▸ REQUIRED ACTION
For every line that contains the string "name", pull that line out of the material below.

▸ PROVIDED DATA
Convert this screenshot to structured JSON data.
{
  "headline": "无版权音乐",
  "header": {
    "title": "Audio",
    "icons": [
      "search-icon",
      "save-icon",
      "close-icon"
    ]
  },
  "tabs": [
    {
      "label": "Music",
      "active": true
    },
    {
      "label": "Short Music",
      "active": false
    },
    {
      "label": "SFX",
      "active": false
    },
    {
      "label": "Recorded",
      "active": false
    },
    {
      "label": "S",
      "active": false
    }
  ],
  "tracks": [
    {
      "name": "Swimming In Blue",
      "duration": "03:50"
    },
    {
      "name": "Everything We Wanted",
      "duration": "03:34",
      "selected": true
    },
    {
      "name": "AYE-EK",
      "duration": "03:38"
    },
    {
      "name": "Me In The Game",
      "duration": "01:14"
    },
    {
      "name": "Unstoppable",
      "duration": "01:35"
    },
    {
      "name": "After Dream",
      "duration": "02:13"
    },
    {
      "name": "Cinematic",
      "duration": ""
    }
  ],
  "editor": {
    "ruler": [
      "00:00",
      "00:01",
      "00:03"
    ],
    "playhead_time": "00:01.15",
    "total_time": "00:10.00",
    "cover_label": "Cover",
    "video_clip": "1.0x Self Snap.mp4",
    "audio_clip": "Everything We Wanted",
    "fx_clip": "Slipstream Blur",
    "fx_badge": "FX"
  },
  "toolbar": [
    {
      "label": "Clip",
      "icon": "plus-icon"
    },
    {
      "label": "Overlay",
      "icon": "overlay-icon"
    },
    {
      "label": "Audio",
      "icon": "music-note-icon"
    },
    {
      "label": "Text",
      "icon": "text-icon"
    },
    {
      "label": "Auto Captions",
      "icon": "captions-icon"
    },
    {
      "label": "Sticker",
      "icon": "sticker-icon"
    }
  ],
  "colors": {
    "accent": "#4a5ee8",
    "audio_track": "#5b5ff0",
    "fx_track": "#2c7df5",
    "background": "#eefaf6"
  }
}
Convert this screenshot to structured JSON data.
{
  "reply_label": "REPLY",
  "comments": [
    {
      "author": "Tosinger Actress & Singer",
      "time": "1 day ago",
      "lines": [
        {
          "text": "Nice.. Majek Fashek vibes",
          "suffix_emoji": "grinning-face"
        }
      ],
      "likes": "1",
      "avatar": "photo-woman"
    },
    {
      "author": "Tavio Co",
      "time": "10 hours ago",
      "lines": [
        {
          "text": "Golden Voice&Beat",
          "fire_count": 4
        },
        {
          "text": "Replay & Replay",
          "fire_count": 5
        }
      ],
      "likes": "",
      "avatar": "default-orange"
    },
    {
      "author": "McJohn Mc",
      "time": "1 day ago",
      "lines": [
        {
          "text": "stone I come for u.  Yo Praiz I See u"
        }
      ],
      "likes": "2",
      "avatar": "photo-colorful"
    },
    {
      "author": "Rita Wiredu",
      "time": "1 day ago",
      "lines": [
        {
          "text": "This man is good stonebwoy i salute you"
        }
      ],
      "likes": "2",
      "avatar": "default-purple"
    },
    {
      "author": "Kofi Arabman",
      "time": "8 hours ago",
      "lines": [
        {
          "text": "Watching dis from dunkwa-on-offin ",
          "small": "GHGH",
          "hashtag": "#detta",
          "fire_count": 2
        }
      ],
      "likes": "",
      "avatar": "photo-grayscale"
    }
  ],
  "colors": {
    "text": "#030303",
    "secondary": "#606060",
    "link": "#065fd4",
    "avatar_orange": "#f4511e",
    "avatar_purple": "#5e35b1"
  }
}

▸ RESPONSE BOX
      "name": "Swimming In Blue",
      "name": "Everything We Wanted",
      "name": "AYE-EK",
      "name": "Me In The Game",
      "name": "Unstoppable",
      "name": "After Dream",
      "name": "Cinematic",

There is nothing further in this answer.